Dr Malt's paper examines a series of modern and contemporary sculptures produced by using non-traditional techniques of casting, in particular casts of empty spaces, or negative images of found objects made by casting or moulding. A surprisingly persistent form that recurs from the mid-1960s onwards in the work of a number of artists including Marcel Duchamp, Bruce Nauman, Guiseppe Penone and Pacal Convert, this kind of sculpture offers a particularly self-conscious way of engaging with our experience of space, and the way we divide up the objects in the world. This way of making works (which we might want to call objects rather than sculptures) seems to have particular resonance with aspects of phenomenology that have been explored more or less contemporaneously by philosophers. Her paper asks how the artworks in question might help us think through some of the same theoretical questions from a different perspective and via a non-linguistic mode of investigation.

School of Advanced Study • University of London
2019 ‘imlr books’ Competition
Proposals are invited for the 2019 competition to publish in imlr books, a book series in Modern Languages (French, German, Italian, Portuguese, Spanish and comparative studies, in fields other than Linguistics). The series is published by the Institute of Modern Languages Research, University of London.
Proposals for monographs, conference volumes, or thematically-linked collections of essays, between 30,000 and 100,000 words in length, may be submitted for selection by the imlr books editorial board, which is advised by a peer review committee of senior academics in the field.
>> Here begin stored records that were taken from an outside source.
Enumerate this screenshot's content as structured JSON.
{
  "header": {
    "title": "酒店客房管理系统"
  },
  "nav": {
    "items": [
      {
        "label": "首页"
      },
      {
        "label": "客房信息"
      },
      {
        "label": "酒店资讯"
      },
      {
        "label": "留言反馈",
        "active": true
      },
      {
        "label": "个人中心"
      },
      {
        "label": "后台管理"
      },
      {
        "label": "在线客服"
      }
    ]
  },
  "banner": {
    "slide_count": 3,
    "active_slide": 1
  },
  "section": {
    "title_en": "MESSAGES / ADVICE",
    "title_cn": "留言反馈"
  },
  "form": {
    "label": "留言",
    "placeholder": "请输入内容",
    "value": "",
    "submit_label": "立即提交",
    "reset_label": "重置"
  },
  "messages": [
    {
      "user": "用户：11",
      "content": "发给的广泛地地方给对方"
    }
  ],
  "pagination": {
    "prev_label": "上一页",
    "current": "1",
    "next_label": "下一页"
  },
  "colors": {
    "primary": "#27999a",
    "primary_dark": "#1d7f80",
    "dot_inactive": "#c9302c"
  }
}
Volumes should be written in English, with quotations cited in the original and in translation. Fiction and translations of works already published in other languages cannot be considered.
Authors/editors are expected to submit sub-edited copy, prepared in accordance with guidelines supplied by the Institute. The expectation is that authors will supply the full text within one year of acceptance of the proposal.
Proposals should be submitted 30 May 2019 to jane.lewin@sas.ac.uk, and should comprise four files only, as follows:
•    The application summary form [PDF] (for a Word version, please contact jane.lewin@sas.ac.uk);
•    The proposal, including a chapter-by-chapter synopsis, which should not exceed five A4-pages when printed out;
•    A short curriculum vitae of author(s) or editor(s), not longer than one A4-page per person when printed out; and
•    A sample chapter (in the case of monographs) or a draft introduction (for collections of essays).
Twelve volumes have been published to date, with several currently in preparation.

rebecca l walkowitz